“He agreed that what he would do is open the gate to do two things. One: let up to 20 trucks through to begin with,” Biden told reporters who were traveling with him on his way back from Israel. “My ambassador is— in Cairo now, he’s going to coordinate this. He has my authority to do what is needed to get it done.”
He said he’d been speaking to Sisi the whole time Air Force One was on the tarmac of Ramstein Air Force Base for a refuel. Biden was speaking just over an hour after the plane had landed. “That’s why we haven’t taken off,” he said.
The road into Gaza had to be fixed and potholes filled before the trucks could pass, the president said.
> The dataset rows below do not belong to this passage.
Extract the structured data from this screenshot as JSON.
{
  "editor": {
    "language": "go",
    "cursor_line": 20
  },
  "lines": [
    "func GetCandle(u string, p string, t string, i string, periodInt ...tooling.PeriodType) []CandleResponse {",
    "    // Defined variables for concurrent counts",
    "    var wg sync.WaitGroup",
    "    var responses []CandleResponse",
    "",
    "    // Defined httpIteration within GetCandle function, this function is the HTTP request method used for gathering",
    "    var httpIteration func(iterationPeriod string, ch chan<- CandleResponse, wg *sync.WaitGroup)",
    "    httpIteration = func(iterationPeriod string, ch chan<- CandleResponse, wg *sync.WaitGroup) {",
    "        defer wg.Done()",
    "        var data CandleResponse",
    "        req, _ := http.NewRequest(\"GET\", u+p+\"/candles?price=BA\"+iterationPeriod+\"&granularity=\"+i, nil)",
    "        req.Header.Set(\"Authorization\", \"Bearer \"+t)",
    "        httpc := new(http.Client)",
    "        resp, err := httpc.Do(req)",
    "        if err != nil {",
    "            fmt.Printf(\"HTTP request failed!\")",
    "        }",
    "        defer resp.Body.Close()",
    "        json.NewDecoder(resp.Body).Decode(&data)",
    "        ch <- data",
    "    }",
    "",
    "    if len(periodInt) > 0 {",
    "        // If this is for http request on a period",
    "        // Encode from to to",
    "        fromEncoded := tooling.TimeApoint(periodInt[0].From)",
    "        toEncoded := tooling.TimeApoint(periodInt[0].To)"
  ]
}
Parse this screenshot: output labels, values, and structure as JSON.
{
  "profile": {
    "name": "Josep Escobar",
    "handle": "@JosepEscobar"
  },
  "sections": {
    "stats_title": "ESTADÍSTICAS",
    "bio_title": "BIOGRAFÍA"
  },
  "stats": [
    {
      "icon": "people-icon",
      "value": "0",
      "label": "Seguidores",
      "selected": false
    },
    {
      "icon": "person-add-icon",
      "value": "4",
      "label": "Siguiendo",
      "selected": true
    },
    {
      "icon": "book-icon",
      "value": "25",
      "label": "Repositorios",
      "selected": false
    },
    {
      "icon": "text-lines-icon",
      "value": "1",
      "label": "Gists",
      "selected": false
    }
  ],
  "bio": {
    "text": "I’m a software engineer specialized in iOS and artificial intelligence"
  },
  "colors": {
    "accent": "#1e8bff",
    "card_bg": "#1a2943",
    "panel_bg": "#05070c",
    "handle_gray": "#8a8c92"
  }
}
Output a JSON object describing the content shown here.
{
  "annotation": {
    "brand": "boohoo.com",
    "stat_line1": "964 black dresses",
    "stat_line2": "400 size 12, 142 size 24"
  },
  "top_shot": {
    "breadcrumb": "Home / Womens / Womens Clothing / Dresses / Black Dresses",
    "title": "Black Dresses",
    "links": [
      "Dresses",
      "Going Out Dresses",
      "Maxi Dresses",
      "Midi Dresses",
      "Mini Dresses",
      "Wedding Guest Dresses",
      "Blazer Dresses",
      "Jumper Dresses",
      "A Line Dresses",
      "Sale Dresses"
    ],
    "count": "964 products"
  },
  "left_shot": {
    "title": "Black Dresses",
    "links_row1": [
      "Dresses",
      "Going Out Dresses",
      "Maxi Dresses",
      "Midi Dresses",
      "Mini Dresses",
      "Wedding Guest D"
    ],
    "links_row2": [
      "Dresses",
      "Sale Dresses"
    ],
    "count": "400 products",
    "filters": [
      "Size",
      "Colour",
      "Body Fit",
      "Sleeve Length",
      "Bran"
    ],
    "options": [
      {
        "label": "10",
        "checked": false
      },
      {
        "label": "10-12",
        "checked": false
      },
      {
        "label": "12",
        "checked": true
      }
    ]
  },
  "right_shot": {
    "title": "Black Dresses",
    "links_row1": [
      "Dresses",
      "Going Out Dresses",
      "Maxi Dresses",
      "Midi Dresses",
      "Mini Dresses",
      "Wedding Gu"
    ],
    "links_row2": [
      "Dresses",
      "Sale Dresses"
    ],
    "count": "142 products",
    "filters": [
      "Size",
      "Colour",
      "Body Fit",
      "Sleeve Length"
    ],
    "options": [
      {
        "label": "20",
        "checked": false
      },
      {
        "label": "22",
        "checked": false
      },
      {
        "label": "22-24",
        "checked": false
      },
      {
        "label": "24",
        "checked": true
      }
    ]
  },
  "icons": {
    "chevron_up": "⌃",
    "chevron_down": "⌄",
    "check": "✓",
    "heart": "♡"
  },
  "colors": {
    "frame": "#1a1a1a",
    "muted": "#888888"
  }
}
He said it would take about eight hours on Thursday to get the work done, and he expected the trucks to be rolling Friday.
The crossing would open only to get aid in, Biden said, not for evacuations.
“For this purpose, not to allow a lot of people out but for this purpose,” he said.
He called it a “very blunt negotiation” with Sisi.
“The commitment is if in fact they cross the border, the UN is going to be on the other side — and then distributing, which is going to take a little time to set up,” he said.
He said that he’d made a commitment that “if Hamas confiscates it or doesn’t let it get through – then it’s going to end. Because we’re not going to be sending humanitarian aid to Hamas.”
Biden called Sisi “very accommodating” and said he deserved some “real credit” for the agreement.